Although there have been relatively few liquidations during the pandemic crisis, this can be attributed to forbearance and government supports. Given the unprecedented drop in company revenues and the high level of fixed costs of many companies, the level of insolvencies is expected to accelerate significantly in the coming months as many “zombie” or insolvent companies, which are still nominally operational are forced into restructuring or bankruptcy. However, there are many more that will need to be monitored very carefully due to the emergence of new accounting and lending trends such as “material uncertainty relating to going concern” and the use of historic data for calculating current financial covenants.
Material Uncertainty Relating to Going Concern
Accountants and company directors may be put in a very difficult position due to existing accounting regulations. According to the current accounting standards (Financial Reporting Standard (FRS) 102), the financial statements need to be prepared on a “going concern basis” unless management intends to liquidate the business or cease trading within 6 months. A going concern is one where the financial accounts are prepared on the assumption that the entity is a going concern and will continue its operations for the foreseeable future. When the use of the going concern basis of accounting is appropriate, assets and liabilities are recorded on the basis that the entity will be able to realise its assets and discharge its liabilities in the normal course of business.
FRS 102 states that when management is aware of material uncertainties related to events or conditions that cast significant doubt upon the entity’s ability to continue as a going concern, the entity shall disclose those uncertainties. If boards identify possible events or scenarios that could lead to corporate failure, then these should be disclosed, but they may take account of realistically possible mitigating responses open to them.

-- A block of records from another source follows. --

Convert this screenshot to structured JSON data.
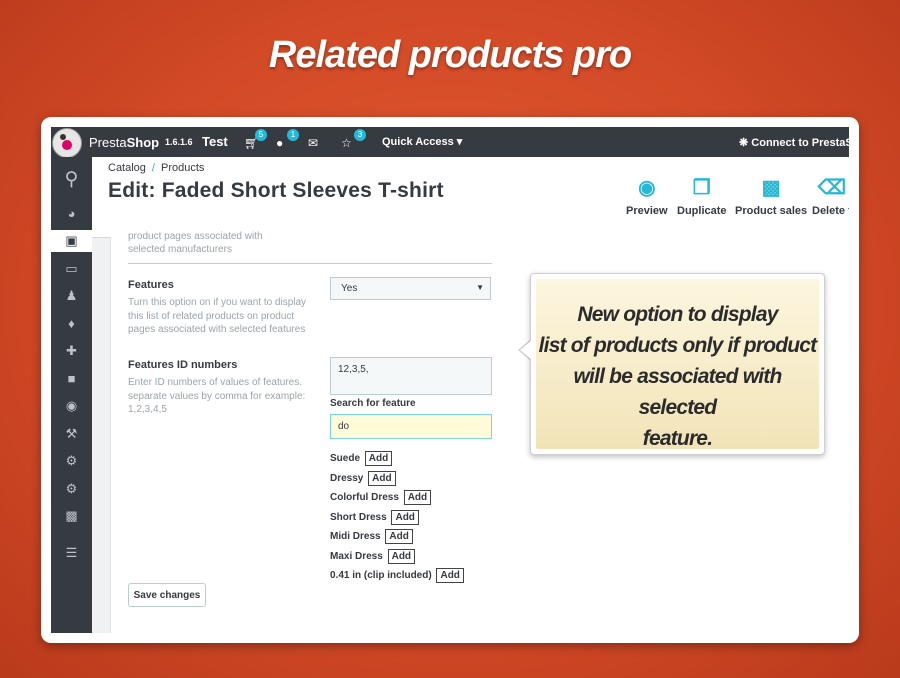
{
  "banner": {
    "title": "Related products pro"
  },
  "topbar": {
    "brand_a": "Presta",
    "brand_b": "Shop",
    "version": "1.6.1.6",
    "shop_name": "Test",
    "cart_badge": "5",
    "customers_badge": "1",
    "trophy_badge": "3",
    "quick_access": "Quick Access ▾",
    "connect": "Connect to PrestaShop"
  },
  "breadcrumb": {
    "catalog": "Catalog",
    "separator": "/",
    "products": "Products"
  },
  "page": {
    "title": "Edit: Faded Short Sleeves T-shirt"
  },
  "toolbar": {
    "preview": "Preview",
    "duplicate": "Duplicate",
    "product_sales": "Product sales",
    "delete": "Delete t"
  },
  "form": {
    "prev_help_1": "product pages associated with",
    "prev_help_2": "selected manufacturers",
    "features_label": "Features",
    "features_help": "Turn this option on if you want to display this list of related products on product pages associated with selected features",
    "features_value": "Yes",
    "feature_ids_label": "Features ID numbers",
    "feature_ids_help": "Enter ID numbers of values of features. separate values by comma for example: 1,2,3,4,5",
    "feature_ids_value": "12,3,5,",
    "search_label": "Search for feature",
    "search_value": "do",
    "add_label": "Add",
    "results": [
      "Suede",
      "Dressy",
      "Colorful Dress",
      "Short Dress",
      "Midi Dress",
      "Maxi Dress",
      "0.41 in (clip included)"
    ],
    "save": "Save changes"
  },
  "callout": {
    "line1": "New option to display",
    "line2": "list of products only if product",
    "line3": "will be associated with selected",
    "line4": "feature."
  },
  "colors": {
    "accent": "#25b9d7",
    "dark": "#363a41",
    "background": "#d34a26"
  }
}
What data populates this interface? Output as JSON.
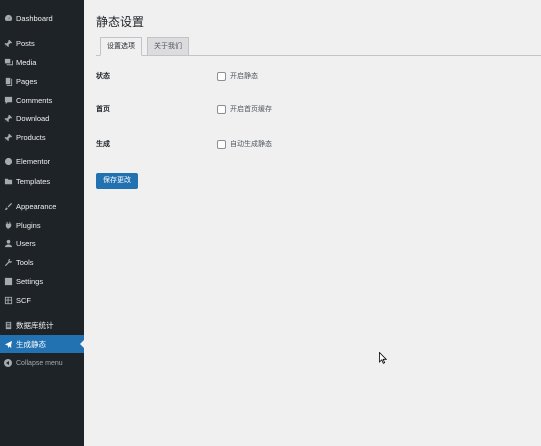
{
  "sidebar": {
    "items": [
      {
        "label": "Dashboard",
        "icon": "dashboard-icon"
      },
      {
        "label": "Posts",
        "icon": "pin-icon"
      },
      {
        "label": "Media",
        "icon": "media-icon"
      },
      {
        "label": "Pages",
        "icon": "pages-icon"
      },
      {
        "label": "Comments",
        "icon": "comment-icon"
      },
      {
        "label": "Download",
        "icon": "pin-icon"
      },
      {
        "label": "Products",
        "icon": "pin-icon"
      },
      {
        "label": "Elementor",
        "icon": "elementor-icon"
      },
      {
        "label": "Templates",
        "icon": "folder-icon"
      },
      {
        "label": "Appearance",
        "icon": "brush-icon"
      },
      {
        "label": "Plugins",
        "icon": "plug-icon"
      },
      {
        "label": "Users",
        "icon": "user-icon"
      },
      {
        "label": "Tools",
        "icon": "wrench-icon"
      },
      {
        "label": "Settings",
        "icon": "settings-icon"
      },
      {
        "label": "SCF",
        "icon": "grid-icon"
      },
      {
        "label": "数据库统计",
        "icon": "database-icon"
      },
      {
        "label": "生成静态",
        "icon": "plane-icon"
      },
      {
        "label": "Collapse menu",
        "icon": "collapse-icon"
      }
    ],
    "active_index": 16
  },
  "page": {
    "title": "静态设置",
    "tabs": [
      {
        "label": "设置选项",
        "active": true
      },
      {
        "label": "关于我们",
        "active": false
      }
    ],
    "settings": [
      {
        "label": "状态",
        "checkbox_label": "开启静态",
        "checked": false
      },
      {
        "label": "首页",
        "checkbox_label": "开启首页缓存",
        "checked": false
      },
      {
        "label": "生成",
        "checkbox_label": "自动生成静态",
        "checked": false
      }
    ],
    "save_label": "保存更改"
  },
  "colors": {
    "sidebar_bg": "#1d2327",
    "accent": "#2271b1",
    "page_bg": "#f0f0f1"
  }
}
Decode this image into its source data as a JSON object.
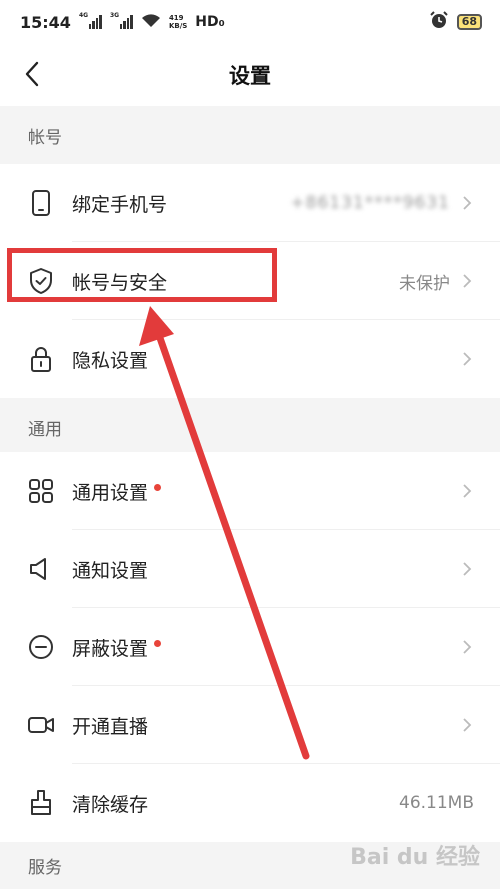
{
  "status_bar": {
    "time": "15:44",
    "network_1": "4G",
    "network_2": "3G",
    "speed_value": "419",
    "speed_unit": "KB/S",
    "hd": "HD₀",
    "battery": "68"
  },
  "nav": {
    "title": "设置"
  },
  "sections": [
    {
      "header": "帐号",
      "rows": [
        {
          "label": "绑定手机号",
          "icon": "phone-icon",
          "value": "+86131****9631"
        },
        {
          "label": "帐号与安全",
          "icon": "shield-check-icon",
          "value": "未保护"
        },
        {
          "label": "隐私设置",
          "icon": "lock-icon",
          "value": ""
        }
      ]
    },
    {
      "header": "通用",
      "rows": [
        {
          "label": "通用设置",
          "icon": "grid-icon",
          "value": "",
          "badge_dot": true
        },
        {
          "label": "通知设置",
          "icon": "speaker-icon",
          "value": ""
        },
        {
          "label": "屏蔽设置",
          "icon": "block-icon",
          "value": "",
          "badge_dot": true
        },
        {
          "label": "开通直播",
          "icon": "video-camera-icon",
          "value": ""
        },
        {
          "label": "清除缓存",
          "icon": "broom-icon",
          "value": "46.11MB"
        }
      ]
    },
    {
      "header": "服务",
      "rows": []
    }
  ],
  "watermark": "Bai du 经验",
  "colors": {
    "annotation_red": "#e23b3b",
    "section_bg": "#f4f4f4",
    "badge_dot": "#e8443a"
  }
}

The inclusion of a “material uncertainty relating to going concern” section in the annual financial statements does not mean that the company is not a going concern. It means that the directors have concluded that there is a material uncertainty about the company’s future operations and that the auditors agree with that judgement. The directors will have made clear, transparent disclosures in the financial statements regarding the nature and implications of the material uncertainty.
Regulators are hoping that shareholders, lenders and the financial media will be aware of the meaning of any qualifications or caveats and be aware of the implications. Although insolvencies are expected to increase rapidly, not all companies who get a modified or qualified audit opinion, as a result of COVID-19, are expected to fail.
The Lenders Dilemma
There have been various media reports of borrowers in danger of breaching their lending covenants as the unprecedented plunge in revenues causes problems for financial covenants. Punch Taverns (the pub chain) amended its securitisation documentation which allows for the submission of the equivalent 2019 historic data for EBIDTA based financial covenant calculations due to pub closures due to COVID-19 in 2020. Without this amendment, Punch Taverns would breach its financial covenants. The lenders seem to accept these types of measures, as they are seen as temporary and give the companies a chance to recover from the earnings shock. The alternative is a messy default in a very uncertain market where any asset sales will be at very distressed levels.
Live Nation Entertainment has announced that it has amended its credit agreements and will use 2019 earnings figures to calculate its net leverage covenant from the fourth quarter of 2020 until the second quarter of 2021 which it claims will give it “the flexibility to manage its business through the disruption it will experience in 2020.”
Financial covenants are designed to protect lenders in case of a deterioration in the financial condition of a borrower. The current trend to relax or effectively suspend covenants because of the current economic turmoil creates a dangerous precedent and indeed may come to be considered the new “extend and pretend” if it becomes more widely adopted!
A Return to Fundamentals
Analysing company accounts will once again become a critical skill. An ability to read financial statements and understand the numbers, but to do so in the context of the macroeconomy will be key to gaining critical insights into business actual performance and their future potential. It will be vital to recognise whether companies are indeed a going concern or if a company is really as strong as its financial covenants may suggest!